In the book “Thinking Fast and Slow” by Dan Kahneman (a book given to us, your portfolio managers, a few years ago by Bob Krembil), Mr. Kahneman outlines what he calls the planning fallacy. It’s the tendency to underestimate the time, cost and risks of future actions and at the same time overestimate the benefits of those actions. This bias can lead people to save less than they need to today with the belief that everything will work out in the future. Unfortunately this failure to save adequately jeopardizes their ability to achieve their Point B plan.

Many wouldn’t think that psychology could play such an important role in financial well-being, but being aware of these biases is important. The advisors we try to partner with have experience identifying and working through these biases with their clients.
The best portfolio managers in the world can’t predict the stock market. The best they can do is create the circumstances for success through the application of their investment approach and let the outcomes play out. Like portfolio managers, the best advisors can’t predict the future either. Instead of an investment approach to fall back on, they have a framework of positive attributes to help them create the circumstances for success. In our judgment, the advisors with these attributes have a better chance of getting their clients to their goals at Point B. These attributes are tough to develop, and that’s why we only partner with a minority of the industry.
A reminder
As mentioned at the beginning of the commentary, if you’re looking for our insights into your Portfolios or discussion of businesses you own, then please go to our YouTube links.
We’re mandated to include standard performance here only because Tye references since inception returns in his commentary. If it were up to us, we wouldn’t bother. We measure investment success over periods of ten years or more and place little value in the short-term investment results shown.
Annualized returns as at June 30, 2014:
EdgePoint Global Portfolio, Series A
YTD: 6.06%; 1-year: 23.84%; 3-year: 16.98%; 5-year: 14.22%; since inception: 18.01%
EdgePoint Canadian Portfolio, Series A
YTD: 9.17%; 1-year: 26.34%; 3-year: 11.11%; 5-year: 14.69%: since inception: 18.06%

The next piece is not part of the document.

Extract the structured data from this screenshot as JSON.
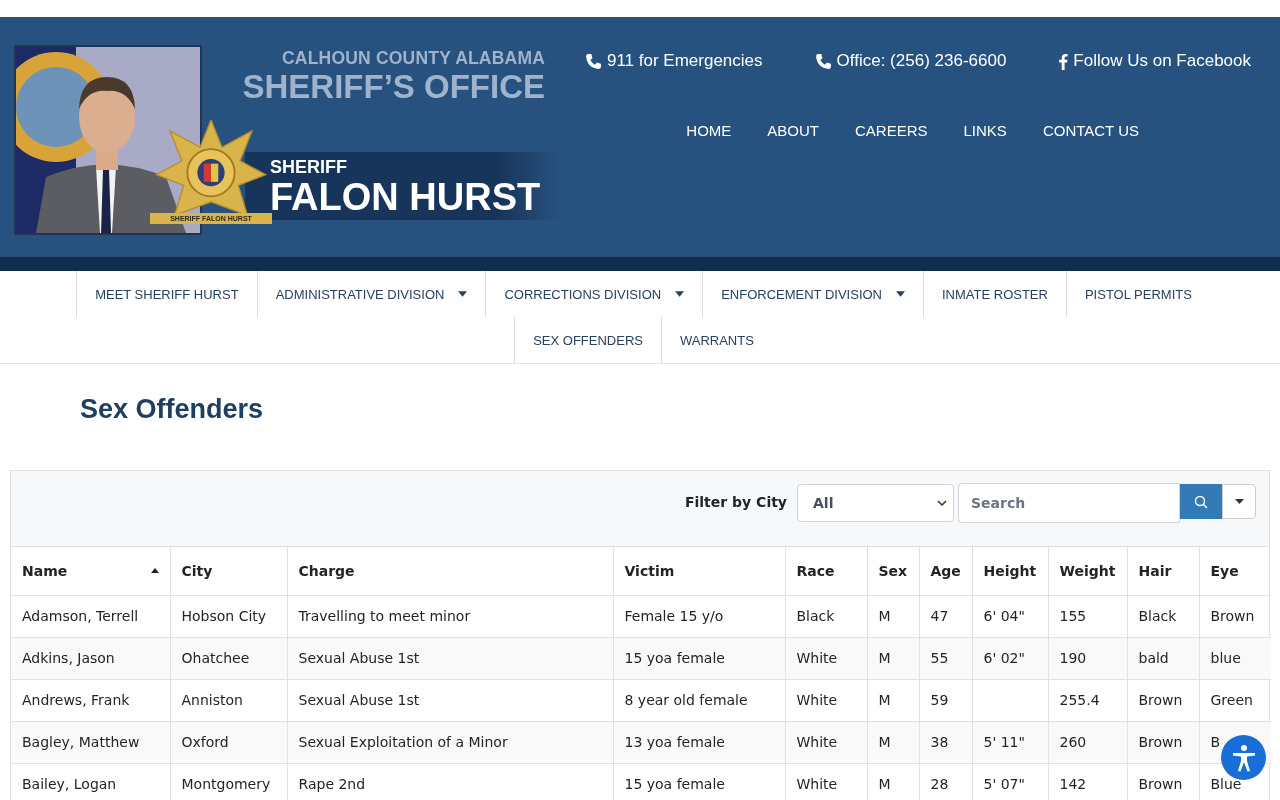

EdgePoint Investment Group may be buying or selling positions in the above securities. Commissions, trailing commissions, management fees and expenses may all be associated with mutual fund investments. Please read the prospectus before investing. Copies are available from your financial advisor or at Unless otherwise indicated, rates of return for periods greater than one year are historical annual compound total returns including changes in unit value and reinvestment of all distributions, and do not take into account any sales, redemption, distribution or optional charges, or income taxes payable by any securityholder, which would have reduced returns. Mutual funds are not guaranteed, their values change frequently and past performance may not be repeated. This is not an offer to purchase. Mutual funds can only be purchased through a registered dealer and are available only in those jurisdictions where they may be lawfully offered for sale. This document is not intended to provide legal, accounting, tax or specific investment advice. Information contained in this document was obtained from sources believed to be reliable; however, EdgePoint does not assume any responsibility for losses, whether direct, special or consequential, that arise out of the use of this information. Portfolio holdings are subject to change. EdgePoint mutual funds are managed by EdgePoint Investment Group Inc., a related party of EdgePoint Wealth Management Inc. EdgePoint® and Owned and Operated by InvestorsTM are registered trademarks of EdgePoint Investment Group Inc. Published July 3, 2014.